Kanban is one of several tools used by manufacturers to increase efficiency and limit downtime in a production process. Facilities use Kanban to make sure that production lines are supplied with the right materials at the right time. In Japanese, Kanban means visual card, and although at first it used physical cards, now Kanban is powered with technology. Visual cards are used to signal that processes are in need of materials or parts. The tool was originally invented in conjunction with “pull” systems of production that employ the “just-in-time” concept. Using the Kanban system, a manufacturer can reduce downtime through proper planning and execution.

“Kanban prevents inventory overflow and ensures precise delivery of quality materials to the line.”

Lean manufacturers use Kanban
In a just-in-time environment, processes are based on pull production expectations. Facilities only working on what is expected become leaner since they do not house excessive levels of raw or finished materials. Demand-pull allows companies to only produce what is needed, determined by time and quantity considerations. “Push” methods of production, on the other hand, are based on expected sales and manage inventory differently.

Process Excellence Network explained that Kanban prevents inventory overflow and ensures precise delivery of quality materials to the line. Smart manufacturers use sophisticated production scheduling software to plan production, order stock, and manage exchanges with suppliers and customers. Today, Kanban employs modern resources like e-mails, sensors, and electronic monitoring equipment.

Three main benefits of Kanban are:

  1. Visual control of production lines and assurance that only what is ordered is made.
  2. Products are free of defects and defective parts are found before they cause problems.
  3. Continuous improvement is achieved through the constant reduction of stock in production.

Kanban can help prevent inventory overflow

Kanban helps eliminate overproduction and waste
The Environmental Protection referred to Kanban as the “nervous system” of lean production and explained that Kanban is integral to just-in-time production because it is the channel through which ordering takes place. Specifically, Kanban is found in the form of a card, labeled container, computer order, or other tools that signal when more parts are needed for the next phase of production – thus eliminating overproduction.
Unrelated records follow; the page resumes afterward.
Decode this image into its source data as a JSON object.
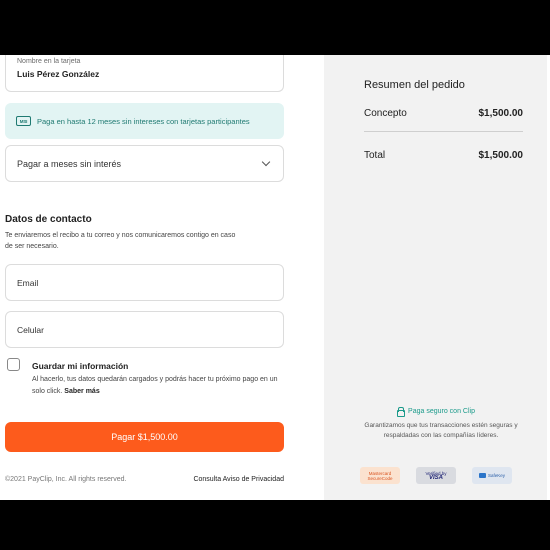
{
  "card": {
    "name_label": "Nombre en la tarjeta",
    "name_value": "Luis Pérez González"
  },
  "msi_banner": {
    "icon_text": "MSI",
    "text": "Paga en hasta 12 meses sin intereses con tarjetas participantes"
  },
  "msi_select": {
    "value": "Pagar a meses sin interés",
    "icon": "chevron-down-icon"
  },
  "contact": {
    "title": "Datos de contacto",
    "description": "Te enviaremos el recibo a tu correo y nos comunicaremos contigo en caso de ser necesario.",
    "email_placeholder": "Email",
    "phone_placeholder": "Celular"
  },
  "save_info": {
    "title": "Guardar mi información",
    "description": "Al hacerlo, tus datos quedarán cargados y podrás hacer tu próximo pago en un solo click.",
    "link": "Saber más"
  },
  "pay_button": "Pagar $1,500.00",
  "footer": {
    "copyright": "©2021 PayClip, Inc. All rights reserved.",
    "privacy_link": "Consulta Aviso de Privacidad"
  },
  "summary": {
    "title": "Resumen del pedido",
    "concept_label": "Concepto",
    "concept_amount": "$1,500.00",
    "total_label": "Total",
    "total_amount": "$1,500.00"
  },
  "security": {
    "title": "Paga seguro con Clip",
    "description": "Garantizamos que tus transacciones estén seguras y respaldadas con las compañías líderes.",
    "badges": {
      "mastercard_line1": "Mastercard",
      "mastercard_line2": "SecureCode",
      "visa_line1": "Verified by",
      "visa_line2": "VISA",
      "amex": "SafeKey"
    }
  },
  "colors": {
    "accent": "#fd5b1c",
    "teal": "#1f7a72",
    "banner_bg": "#e2f4f3",
    "summary_bg": "#f2f2f2"
  }
}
Overproduction is a key form of manufacturing waste, noted the EPA. Kanban systems help eliminate overproduction and limit waste by reducing the number of products that must be scrapped or discarded. Kanban also reduces the amount of raw materials used in production and improves management of energy, emissions, and waste, resulting in more efficient production

Suggestions for an Effective Kanban System
Process Excellence Network advised that manufacturers set up Kanban properly in the workplace, for maximum benefit. Firstly, customers should only withdraw items in a downstream process, and suppliers should only produce items in an upstream process, in exact amounts as specified by the Kanban. Secondly, items should not be made or moved without a Kanban and a tag must be included with every item. Thirdly, defective parts and incorrect amounts should never be sent to the next process. Lastly, a facility should always work to reduce the number of Kanbans to lower inventories and identify potential problems with parts and materials.

Ultimately, Kanban is an effective method for reducing downtime because it ensures the correct supply of quality materials to the production line at all times. Sometimes, manufacturers who believe tribal knowledge can outperform lean methodologies, fail to raise efficiency because they do not properly implement Kanban, or implement it but do not enforce strict adherence. However, the most effective production facility knows that becoming lean means understanding that planning and execution go hand in hand.